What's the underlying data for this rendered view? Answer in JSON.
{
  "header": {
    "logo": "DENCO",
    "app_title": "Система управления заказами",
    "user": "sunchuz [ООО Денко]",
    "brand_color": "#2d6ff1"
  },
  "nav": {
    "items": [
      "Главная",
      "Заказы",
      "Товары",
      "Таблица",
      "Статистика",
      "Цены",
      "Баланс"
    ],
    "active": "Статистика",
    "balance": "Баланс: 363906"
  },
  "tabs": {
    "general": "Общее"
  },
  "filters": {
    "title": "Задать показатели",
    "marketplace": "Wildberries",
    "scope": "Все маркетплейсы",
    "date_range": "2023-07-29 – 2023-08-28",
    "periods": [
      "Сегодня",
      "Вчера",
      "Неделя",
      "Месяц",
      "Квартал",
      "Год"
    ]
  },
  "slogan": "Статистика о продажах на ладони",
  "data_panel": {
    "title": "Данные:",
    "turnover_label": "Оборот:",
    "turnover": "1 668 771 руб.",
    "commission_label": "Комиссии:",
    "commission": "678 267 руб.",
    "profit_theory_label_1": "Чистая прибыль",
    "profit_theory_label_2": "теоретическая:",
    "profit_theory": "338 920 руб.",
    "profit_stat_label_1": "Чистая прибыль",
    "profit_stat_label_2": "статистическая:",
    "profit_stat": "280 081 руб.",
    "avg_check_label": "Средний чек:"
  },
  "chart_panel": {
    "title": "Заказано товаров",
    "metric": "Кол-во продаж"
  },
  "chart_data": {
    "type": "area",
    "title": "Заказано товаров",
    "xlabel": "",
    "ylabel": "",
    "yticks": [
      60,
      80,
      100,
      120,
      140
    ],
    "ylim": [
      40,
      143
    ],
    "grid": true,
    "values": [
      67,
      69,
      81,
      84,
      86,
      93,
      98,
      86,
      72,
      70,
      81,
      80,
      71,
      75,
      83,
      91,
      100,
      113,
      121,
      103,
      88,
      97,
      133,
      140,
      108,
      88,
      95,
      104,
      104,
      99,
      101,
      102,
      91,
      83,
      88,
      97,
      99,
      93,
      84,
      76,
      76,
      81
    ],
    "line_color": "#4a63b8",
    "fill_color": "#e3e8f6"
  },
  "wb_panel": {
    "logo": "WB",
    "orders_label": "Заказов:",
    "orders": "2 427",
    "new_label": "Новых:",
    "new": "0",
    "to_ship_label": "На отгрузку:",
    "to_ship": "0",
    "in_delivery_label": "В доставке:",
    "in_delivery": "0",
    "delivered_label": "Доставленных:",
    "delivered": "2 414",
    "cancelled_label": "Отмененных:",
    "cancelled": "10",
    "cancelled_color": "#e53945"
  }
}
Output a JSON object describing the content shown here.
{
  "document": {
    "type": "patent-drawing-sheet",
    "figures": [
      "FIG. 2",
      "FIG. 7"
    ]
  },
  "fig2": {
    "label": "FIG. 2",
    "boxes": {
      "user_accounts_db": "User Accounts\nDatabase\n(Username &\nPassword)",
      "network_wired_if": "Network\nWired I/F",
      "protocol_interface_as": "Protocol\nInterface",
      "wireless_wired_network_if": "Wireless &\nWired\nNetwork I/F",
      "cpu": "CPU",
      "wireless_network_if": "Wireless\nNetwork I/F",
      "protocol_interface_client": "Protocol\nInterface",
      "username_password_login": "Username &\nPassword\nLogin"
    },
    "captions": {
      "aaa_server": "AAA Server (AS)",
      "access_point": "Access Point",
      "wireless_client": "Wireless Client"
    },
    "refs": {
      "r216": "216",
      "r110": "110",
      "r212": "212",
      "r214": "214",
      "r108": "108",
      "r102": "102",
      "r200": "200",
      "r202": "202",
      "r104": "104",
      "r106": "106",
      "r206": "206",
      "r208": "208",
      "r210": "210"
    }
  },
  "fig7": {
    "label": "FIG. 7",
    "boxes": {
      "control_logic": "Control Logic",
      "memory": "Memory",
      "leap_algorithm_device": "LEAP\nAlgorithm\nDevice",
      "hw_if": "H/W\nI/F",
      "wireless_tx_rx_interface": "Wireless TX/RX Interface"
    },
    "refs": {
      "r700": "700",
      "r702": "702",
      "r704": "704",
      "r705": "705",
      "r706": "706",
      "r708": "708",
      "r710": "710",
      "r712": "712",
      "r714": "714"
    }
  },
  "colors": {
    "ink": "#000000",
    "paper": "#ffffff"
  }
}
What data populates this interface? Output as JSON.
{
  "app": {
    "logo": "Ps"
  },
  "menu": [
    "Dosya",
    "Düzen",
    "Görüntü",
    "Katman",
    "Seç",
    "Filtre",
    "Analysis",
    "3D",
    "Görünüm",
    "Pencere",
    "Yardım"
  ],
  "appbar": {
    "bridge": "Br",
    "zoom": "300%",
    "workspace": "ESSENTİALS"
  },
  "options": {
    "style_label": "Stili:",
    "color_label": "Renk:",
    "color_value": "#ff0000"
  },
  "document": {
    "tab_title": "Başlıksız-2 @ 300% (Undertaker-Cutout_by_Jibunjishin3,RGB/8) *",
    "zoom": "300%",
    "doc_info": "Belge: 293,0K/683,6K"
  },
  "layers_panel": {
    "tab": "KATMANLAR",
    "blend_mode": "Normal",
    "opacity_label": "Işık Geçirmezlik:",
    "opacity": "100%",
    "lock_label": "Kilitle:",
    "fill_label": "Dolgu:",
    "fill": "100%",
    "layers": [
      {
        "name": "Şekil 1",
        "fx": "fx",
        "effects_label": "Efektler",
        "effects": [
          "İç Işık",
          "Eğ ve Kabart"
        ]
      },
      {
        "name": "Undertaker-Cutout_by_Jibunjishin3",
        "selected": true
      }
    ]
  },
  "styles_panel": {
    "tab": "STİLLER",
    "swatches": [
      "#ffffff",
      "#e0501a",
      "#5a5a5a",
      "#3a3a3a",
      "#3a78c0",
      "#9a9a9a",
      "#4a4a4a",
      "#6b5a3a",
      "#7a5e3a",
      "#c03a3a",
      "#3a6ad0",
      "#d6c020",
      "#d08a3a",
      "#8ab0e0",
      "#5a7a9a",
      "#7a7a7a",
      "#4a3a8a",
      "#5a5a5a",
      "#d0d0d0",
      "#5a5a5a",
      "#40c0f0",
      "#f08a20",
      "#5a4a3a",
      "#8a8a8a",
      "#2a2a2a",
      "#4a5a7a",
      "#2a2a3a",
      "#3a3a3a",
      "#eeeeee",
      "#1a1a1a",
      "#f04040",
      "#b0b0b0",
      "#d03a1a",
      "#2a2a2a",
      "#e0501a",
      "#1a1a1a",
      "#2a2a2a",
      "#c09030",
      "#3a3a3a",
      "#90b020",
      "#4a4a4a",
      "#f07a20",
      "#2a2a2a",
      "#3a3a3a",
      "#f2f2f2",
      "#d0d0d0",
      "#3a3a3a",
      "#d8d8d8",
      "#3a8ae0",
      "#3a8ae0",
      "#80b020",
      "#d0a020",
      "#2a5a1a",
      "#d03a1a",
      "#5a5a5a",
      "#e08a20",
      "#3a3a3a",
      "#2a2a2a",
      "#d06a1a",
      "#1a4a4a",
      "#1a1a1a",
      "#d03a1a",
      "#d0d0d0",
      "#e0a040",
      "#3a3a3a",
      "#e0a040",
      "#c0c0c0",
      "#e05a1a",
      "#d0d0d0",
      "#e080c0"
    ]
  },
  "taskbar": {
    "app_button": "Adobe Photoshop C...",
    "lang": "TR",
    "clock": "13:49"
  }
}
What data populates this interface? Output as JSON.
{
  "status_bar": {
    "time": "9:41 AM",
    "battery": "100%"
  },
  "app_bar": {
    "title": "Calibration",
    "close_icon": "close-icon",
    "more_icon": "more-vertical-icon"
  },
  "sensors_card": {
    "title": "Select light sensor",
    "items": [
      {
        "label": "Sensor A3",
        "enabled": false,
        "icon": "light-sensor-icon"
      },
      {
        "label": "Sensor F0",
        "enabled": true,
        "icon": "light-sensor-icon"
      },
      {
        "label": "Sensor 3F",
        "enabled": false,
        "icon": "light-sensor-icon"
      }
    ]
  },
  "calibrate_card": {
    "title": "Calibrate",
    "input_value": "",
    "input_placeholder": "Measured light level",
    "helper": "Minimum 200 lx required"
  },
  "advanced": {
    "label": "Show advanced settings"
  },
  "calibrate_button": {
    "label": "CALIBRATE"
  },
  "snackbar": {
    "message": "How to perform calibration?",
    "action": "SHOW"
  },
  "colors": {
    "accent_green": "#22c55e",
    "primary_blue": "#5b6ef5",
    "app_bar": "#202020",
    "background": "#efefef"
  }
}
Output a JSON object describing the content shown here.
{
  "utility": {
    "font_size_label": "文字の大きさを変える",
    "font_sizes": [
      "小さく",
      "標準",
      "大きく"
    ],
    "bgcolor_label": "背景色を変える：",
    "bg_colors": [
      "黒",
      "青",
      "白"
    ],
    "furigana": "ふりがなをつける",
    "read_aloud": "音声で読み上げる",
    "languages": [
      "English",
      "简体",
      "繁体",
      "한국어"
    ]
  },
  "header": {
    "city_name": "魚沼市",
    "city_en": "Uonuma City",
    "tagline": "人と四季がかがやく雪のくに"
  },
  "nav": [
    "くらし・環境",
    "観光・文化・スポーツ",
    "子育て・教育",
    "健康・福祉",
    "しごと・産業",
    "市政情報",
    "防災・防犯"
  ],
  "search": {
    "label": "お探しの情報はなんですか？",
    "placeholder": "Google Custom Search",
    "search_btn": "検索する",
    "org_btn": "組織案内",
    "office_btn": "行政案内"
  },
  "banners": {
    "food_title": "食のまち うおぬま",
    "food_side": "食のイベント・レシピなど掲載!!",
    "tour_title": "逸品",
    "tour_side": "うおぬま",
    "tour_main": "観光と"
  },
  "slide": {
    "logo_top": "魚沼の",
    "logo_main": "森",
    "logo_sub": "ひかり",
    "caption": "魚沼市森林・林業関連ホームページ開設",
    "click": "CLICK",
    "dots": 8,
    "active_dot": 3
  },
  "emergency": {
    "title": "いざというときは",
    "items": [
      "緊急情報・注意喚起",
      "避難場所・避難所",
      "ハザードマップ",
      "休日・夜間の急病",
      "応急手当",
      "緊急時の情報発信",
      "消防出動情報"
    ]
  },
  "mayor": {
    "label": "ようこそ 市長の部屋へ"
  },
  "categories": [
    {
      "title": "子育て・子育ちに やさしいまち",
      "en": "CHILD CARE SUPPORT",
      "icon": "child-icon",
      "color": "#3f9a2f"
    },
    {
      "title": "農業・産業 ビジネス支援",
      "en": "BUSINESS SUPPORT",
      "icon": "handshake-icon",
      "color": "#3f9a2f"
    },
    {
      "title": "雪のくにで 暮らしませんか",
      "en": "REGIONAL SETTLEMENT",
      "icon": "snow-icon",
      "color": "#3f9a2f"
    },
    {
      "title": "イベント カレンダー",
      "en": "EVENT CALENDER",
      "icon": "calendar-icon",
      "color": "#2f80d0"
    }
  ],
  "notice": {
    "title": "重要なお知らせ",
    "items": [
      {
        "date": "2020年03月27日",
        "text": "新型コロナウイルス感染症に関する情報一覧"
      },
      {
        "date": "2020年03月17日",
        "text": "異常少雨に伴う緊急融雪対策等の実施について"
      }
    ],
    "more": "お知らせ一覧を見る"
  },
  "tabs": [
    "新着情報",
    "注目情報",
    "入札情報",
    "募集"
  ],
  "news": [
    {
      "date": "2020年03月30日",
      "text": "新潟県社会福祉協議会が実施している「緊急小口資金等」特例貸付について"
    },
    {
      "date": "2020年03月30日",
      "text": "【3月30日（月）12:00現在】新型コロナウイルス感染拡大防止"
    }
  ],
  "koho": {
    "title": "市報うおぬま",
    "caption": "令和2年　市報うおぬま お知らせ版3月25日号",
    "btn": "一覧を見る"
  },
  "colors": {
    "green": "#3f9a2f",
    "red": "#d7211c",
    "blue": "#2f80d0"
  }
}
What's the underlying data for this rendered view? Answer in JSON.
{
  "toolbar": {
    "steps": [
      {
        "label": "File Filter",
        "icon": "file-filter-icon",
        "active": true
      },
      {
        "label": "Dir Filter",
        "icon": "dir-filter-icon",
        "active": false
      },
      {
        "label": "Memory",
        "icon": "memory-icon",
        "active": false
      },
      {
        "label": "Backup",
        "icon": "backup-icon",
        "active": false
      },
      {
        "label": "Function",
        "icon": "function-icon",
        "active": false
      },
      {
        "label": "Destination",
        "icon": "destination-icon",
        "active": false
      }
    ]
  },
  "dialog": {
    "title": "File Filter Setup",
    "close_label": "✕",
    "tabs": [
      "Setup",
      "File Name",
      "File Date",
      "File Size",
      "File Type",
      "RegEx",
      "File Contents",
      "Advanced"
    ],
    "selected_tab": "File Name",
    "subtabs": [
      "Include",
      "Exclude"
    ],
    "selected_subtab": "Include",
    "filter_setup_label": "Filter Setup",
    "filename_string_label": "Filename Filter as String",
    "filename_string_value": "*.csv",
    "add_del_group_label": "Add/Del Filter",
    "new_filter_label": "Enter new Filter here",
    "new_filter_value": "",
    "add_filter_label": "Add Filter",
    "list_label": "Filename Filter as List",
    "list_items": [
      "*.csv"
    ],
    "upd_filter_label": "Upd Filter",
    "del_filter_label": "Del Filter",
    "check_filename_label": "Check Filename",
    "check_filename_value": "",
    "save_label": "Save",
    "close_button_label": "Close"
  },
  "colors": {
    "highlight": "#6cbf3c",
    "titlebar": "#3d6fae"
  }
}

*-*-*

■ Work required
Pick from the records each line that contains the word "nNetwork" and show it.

■ Response area
      "wireless_wired_network_if": "Wireless &\nWired\nNetwork I/F",
      "wireless_network_if": "Wireless\nNetwork I/F",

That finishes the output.